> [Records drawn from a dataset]
______
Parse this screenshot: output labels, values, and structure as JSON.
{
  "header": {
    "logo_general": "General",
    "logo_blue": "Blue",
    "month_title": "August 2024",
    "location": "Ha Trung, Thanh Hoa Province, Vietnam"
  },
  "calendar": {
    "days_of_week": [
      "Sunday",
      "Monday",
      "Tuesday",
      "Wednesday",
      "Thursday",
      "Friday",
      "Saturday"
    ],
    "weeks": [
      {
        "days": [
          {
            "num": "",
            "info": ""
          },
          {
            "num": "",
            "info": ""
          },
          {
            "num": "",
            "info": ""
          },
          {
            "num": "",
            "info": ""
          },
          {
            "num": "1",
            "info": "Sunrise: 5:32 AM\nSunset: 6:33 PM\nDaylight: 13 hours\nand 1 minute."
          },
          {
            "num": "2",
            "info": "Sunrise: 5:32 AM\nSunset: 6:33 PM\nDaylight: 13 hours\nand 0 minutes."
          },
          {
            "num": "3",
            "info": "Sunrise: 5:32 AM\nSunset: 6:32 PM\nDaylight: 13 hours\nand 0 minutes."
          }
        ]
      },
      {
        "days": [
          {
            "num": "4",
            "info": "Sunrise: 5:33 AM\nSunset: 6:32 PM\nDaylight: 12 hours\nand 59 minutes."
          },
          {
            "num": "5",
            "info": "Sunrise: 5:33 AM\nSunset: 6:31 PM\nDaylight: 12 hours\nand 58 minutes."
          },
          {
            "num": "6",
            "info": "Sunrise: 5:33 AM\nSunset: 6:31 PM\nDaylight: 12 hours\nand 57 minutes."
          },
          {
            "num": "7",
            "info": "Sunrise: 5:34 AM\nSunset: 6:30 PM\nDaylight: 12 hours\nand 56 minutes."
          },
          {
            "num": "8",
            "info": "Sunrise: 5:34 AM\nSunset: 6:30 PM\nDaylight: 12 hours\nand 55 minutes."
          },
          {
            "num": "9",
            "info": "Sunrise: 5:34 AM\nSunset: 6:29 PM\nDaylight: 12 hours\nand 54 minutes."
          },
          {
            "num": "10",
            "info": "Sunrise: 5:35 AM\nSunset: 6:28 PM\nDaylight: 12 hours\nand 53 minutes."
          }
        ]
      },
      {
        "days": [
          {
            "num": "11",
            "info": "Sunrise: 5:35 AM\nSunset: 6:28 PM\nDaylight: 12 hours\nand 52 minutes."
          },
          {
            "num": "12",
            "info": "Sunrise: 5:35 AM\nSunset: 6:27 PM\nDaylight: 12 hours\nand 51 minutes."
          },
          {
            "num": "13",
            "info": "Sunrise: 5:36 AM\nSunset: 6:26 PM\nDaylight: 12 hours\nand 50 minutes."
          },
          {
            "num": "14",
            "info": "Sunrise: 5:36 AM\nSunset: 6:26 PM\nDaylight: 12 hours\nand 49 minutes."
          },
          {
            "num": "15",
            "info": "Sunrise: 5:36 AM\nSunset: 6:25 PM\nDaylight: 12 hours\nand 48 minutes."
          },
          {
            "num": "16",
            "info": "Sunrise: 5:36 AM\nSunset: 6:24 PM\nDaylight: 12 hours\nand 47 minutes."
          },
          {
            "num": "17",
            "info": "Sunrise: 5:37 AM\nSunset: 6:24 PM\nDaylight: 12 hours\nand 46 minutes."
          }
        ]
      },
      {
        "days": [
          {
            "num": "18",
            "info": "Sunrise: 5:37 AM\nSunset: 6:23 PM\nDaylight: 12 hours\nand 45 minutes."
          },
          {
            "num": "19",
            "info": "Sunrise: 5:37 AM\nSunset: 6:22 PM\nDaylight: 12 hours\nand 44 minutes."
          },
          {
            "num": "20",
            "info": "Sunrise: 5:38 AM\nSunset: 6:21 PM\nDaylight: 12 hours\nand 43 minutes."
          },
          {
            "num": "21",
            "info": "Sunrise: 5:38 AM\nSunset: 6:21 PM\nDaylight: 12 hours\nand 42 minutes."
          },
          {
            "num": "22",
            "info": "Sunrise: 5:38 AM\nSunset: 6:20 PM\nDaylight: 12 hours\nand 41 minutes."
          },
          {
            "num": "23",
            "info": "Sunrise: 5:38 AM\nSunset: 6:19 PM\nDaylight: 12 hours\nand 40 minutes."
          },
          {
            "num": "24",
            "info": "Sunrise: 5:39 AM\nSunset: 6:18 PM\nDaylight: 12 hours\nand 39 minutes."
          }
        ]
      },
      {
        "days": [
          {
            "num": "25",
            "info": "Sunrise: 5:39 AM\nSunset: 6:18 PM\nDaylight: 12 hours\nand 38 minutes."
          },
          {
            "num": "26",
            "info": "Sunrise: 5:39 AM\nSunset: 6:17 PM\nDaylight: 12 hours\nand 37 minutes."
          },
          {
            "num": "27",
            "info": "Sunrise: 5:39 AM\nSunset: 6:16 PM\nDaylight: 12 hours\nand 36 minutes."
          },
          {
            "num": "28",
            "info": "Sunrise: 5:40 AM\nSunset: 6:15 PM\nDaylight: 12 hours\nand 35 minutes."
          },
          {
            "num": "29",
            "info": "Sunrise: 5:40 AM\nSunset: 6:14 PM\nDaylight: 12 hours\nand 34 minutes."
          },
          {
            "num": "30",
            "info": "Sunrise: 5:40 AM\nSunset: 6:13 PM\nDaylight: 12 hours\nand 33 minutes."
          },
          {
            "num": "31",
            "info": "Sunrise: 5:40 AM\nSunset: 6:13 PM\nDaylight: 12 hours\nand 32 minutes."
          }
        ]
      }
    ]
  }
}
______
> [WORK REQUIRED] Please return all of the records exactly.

> [EXERCISE RESULT]
Parse this screenshot: output labels, values, and structure as JSON.
{
  "header": {
    "logo_general": "General",
    "logo_blue": "Blue",
    "month_title": "August 2024",
    "location": "Ha Trung, Thanh Hoa Province, Vietnam"
  },
  "calendar": {
    "days_of_week": [
      "Sunday",
      "Monday",
      "Tuesday",
      "Wednesday",
      "Thursday",
      "Friday",
      "Saturday"
    ],
    "weeks": [
      {
        "days": [
          {
            "num": "",
            "info": ""
          },
          {
            "num": "",
            "info": ""
          },
          {
            "num": "",
            "info": ""
          },
          {
            "num": "",
            "info": ""
          },
          {
            "num": "1",
            "info": "Sunrise: 5:32 AM\nSunset: 6:33 PM\nDaylight: 13 hours\nand 1 minute."
          },
          {
            "num": "2",
            "info": "Sunrise: 5:32 AM\nSunset: 6:33 PM\nDaylight: 13 hours\nand 0 minutes."
          },
          {
            "num": "3",
            "info": "Sunrise: 5:32 AM\nSunset: 6:32 PM\nDaylight: 13 hours\nand 0 minutes."
          }
        ]
      },
      {
        "days": [
          {
            "num": "4",
            "info": "Sunrise: 5:33 AM\nSunset: 6:32 PM\nDaylight: 12 hours\nand 59 minutes."
          },
          {
            "num": "5",
            "info": "Sunrise: 5:33 AM\nSunset: 6:31 PM\nDaylight: 12 hours\nand 58 minutes."
          },
          {
            "num": "6",
            "info": "Sunrise: 5:33 AM\nSunset: 6:31 PM\nDaylight: 12 hours\nand 57 minutes."
          },
          {
            "num": "7",
            "info": "Sunrise: 5:34 AM\nSunset: 6:30 PM\nDaylight: 12 hours\nand 56 minutes."
          },
          {
            "num": "8",
            "info": "Sunrise: 5:34 AM\nSunset: 6:30 PM\nDaylight: 12 hours\nand 55 minutes."
          },
          {
            "num": "9",
            "info": "Sunrise: 5:34 AM\nSunset: 6:29 PM\nDaylight: 12 hours\nand 54 minutes."
          },
          {
            "num": "10",
            "info": "Sunrise: 5:35 AM\nSunset: 6:28 PM\nDaylight: 12 hours\nand 53 minutes."
          }
        ]
      },
      {
        "days": [
          {
            "num": "11",
            "info": "Sunrise: 5:35 AM\nSunset: 6:28 PM\nDaylight: 12 hours\nand 52 minutes."
          },
          {
            "num": "12",
            "info": "Sunrise: 5:35 AM\nSunset: 6:27 PM\nDaylight: 12 hours\nand 51 minutes."
          },
          {
            "num": "13",
            "info": "Sunrise: 5:36 AM\nSunset: 6:26 PM\nDaylight: 12 hours\nand 50 minutes."
          },
          {
            "num": "14",
            "info": "Sunrise: 5:36 AM\nSunset: 6:26 PM\nDaylight: 12 hours\nand 49 minutes."
          },
          {
            "num": "15",
            "info": "Sunrise: 5:36 AM\nSunset: 6:25 PM\nDaylight: 12 hours\nand 48 minutes."
          },
          {
            "num": "16",
            "info": "Sunrise: 5:36 AM\nSunset: 6:24 PM\nDaylight: 12 hours\nand 47 minutes."
          },
          {
            "num": "17",
            "info": "Sunrise: 5:37 AM\nSunset: 6:24 PM\nDaylight: 12 hours\nand 46 minutes."
          }
        ]
      },
      {
        "days": [
          {
            "num": "18",
            "info": "Sunrise: 5:37 AM\nSunset: 6:23 PM\nDaylight: 12 hours\nand 45 minutes."
          },
          {
            "num": "19",
            "info": "Sunrise: 5:37 AM\nSunset: 6:22 PM\nDaylight: 12 hours\nand 44 minutes."
          },
          {
            "num": "20",
            "info": "Sunrise: 5:38 AM\nSunset: 6:21 PM\nDaylight: 12 hours\nand 43 minutes."
          },
          {
            "num": "21",
            "info": "Sunrise: 5:38 AM\nSunset: 6:21 PM\nDaylight: 12 hours\nand 42 minutes."
          },
          {
            "num": "22",
            "info": "Sunrise: 5:38 AM\nSunset: 6:20 PM\nDaylight: 12 hours\nand 41 minutes."
          },
          {
            "num": "23",
            "info": "Sunrise: 5:38 AM\nSunset: 6:19 PM\nDaylight: 12 hours\nand 40 minutes."
          },
          {
            "num": "24",
            "info": "Sunrise: 5:39 AM\nSunset: 6:18 PM\nDaylight: 12 hours\nand 39 minutes."
          }
        ]
      },
      {
        "days": [
          {
            "num": "25",
            "info": "Sunrise: 5:39 AM\nSunset: 6:18 PM\nDaylight: 12 hours\nand 38 minutes."
          },
          {
            "num": "26",
            "info": "Sunrise: 5:39 AM\nSunset: 6:17 PM\nDaylight: 12 hours\nand 37 minutes."
          },
          {
            "num": "27",
            "info": "Sunrise: 5:39 AM\nSunset: 6:16 PM\nDaylight: 12 hours\nand 36 minutes."
          },
          {
            "num": "28",
            "info": "Sunrise: 5:40 AM\nSunset: 6:15 PM\nDaylight: 12 hours\nand 35 minutes."
          },
          {
            "num": "29",
            "info": "Sunrise: 5:40 AM\nSunset: 6:14 PM\nDaylight: 12 hours\nand 34 minutes."
          },
          {
            "num": "30",
            "info": "Sunrise: 5:40 AM\nSunset: 6:13 PM\nDaylight: 12 hours\nand 33 minutes."
          },
          {
            "num": "31",
            "info": "Sunrise: 5:40 AM\nSunset: 6:13 PM\nDaylight: 12 hours\nand 32 minutes."
          }
        ]
      }
    ]
  }
}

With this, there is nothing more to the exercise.